As Virginia’s hunters await the opening of general firearms deer season on November 15th, the Humane Society of the United States (HSUS), the largest anti-hunting lobby in the country, is pushing for a nationwide ban on lead ammo. Using a recent CDC study by the North Dakota Department of Health and the U.S. Centers for Disease Control and Prevention, they claim the preliminary findings show North Dakotans who ate wildlife killed with lead bullets had higher levels of lead in their blood than people who ate little or no meat from wild animals.
The National Shooting Sports Foundation (NSSF) immediately responded with these facts from the study:
1. Consuming game harvested using traditional hunting ammunition does not pose a human health risk.
2. Participants in the study had readings lower than the national average and well below the level the CDC considers to be of concern.
3. Children in the study had readings that were less than half the national average and far below the level the CDC considers to be of concern.

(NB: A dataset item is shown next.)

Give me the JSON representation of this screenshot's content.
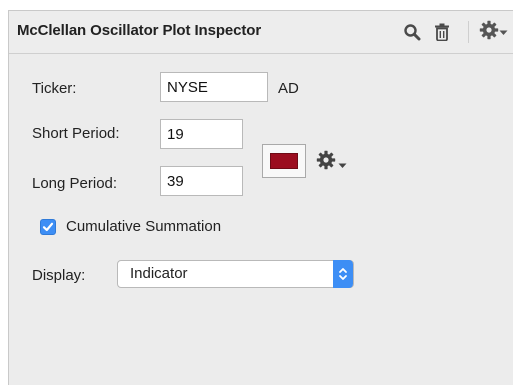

4. The study showed a statistically insignificant difference between participants who ate game harvested using traditional hunting ammunition and the non-hunters in the control group.

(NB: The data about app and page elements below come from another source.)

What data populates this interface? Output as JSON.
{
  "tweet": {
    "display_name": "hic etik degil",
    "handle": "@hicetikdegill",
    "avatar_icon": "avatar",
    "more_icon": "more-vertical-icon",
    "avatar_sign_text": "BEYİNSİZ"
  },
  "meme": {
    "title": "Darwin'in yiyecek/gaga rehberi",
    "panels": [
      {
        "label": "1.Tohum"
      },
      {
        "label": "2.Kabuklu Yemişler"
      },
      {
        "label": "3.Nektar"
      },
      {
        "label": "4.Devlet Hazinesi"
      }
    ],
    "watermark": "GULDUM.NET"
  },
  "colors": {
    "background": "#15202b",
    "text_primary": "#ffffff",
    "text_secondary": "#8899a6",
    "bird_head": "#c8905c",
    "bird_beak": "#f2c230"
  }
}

5. Hunters should continue to donate venison to food pantries.
Just as anti-gun groups know that a total ban on gun ownership is nearly impossible, the anti-hunting groups know an outright ban on hunting would be equally impossible to achieve. So as anti-gun groups seek other ways to make it harder for gun owners to exercise their rights, the anti-hunting groups seek to dismantle the culture of hunting and banning lead ammunition is the first step of this larger political mission.

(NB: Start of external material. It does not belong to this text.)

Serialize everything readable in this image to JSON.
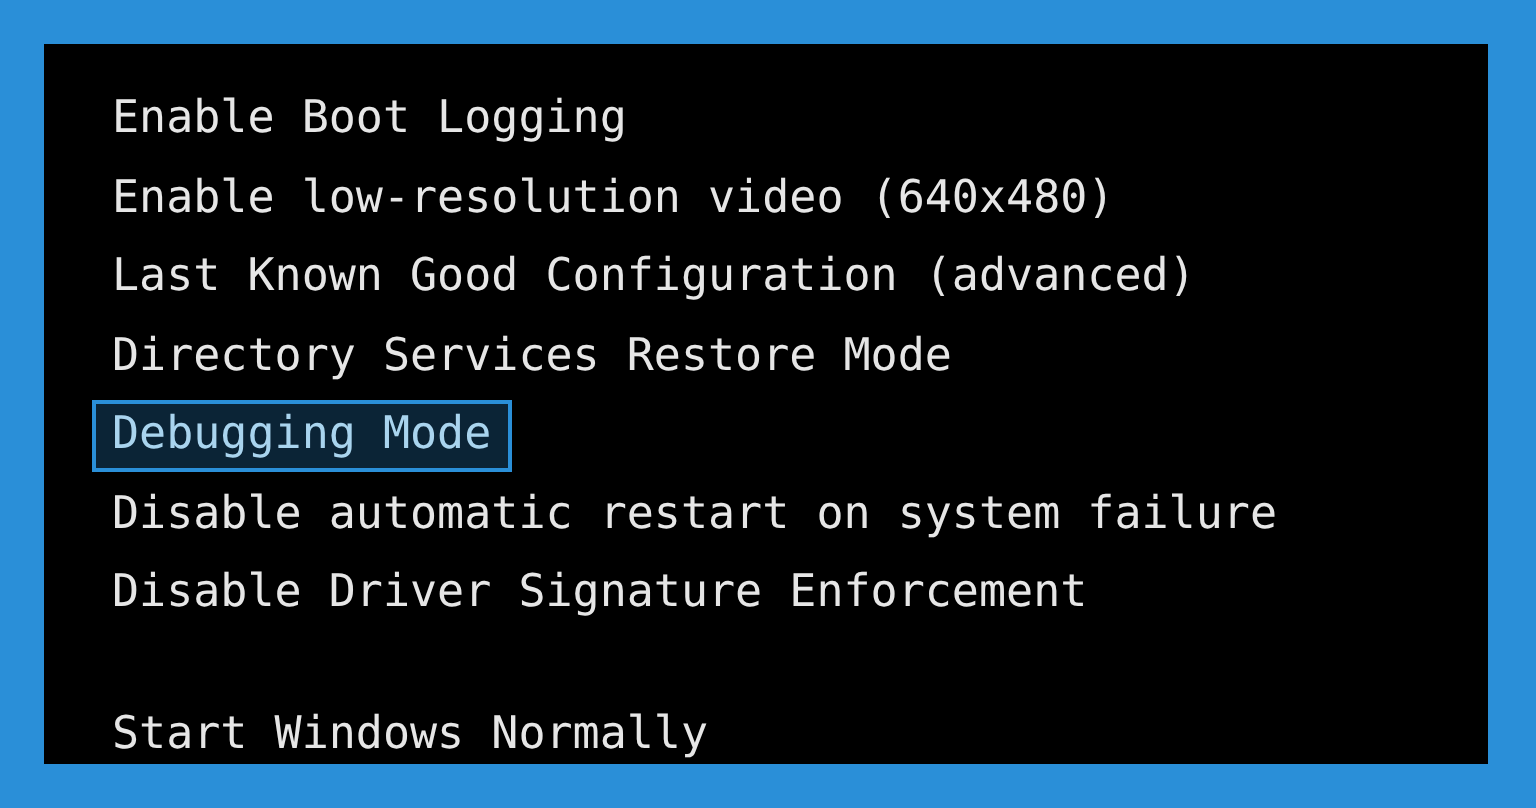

They have already won this battle in California and sensing they will have a friendlier ear in the White House, they have set their sights on the entire nation.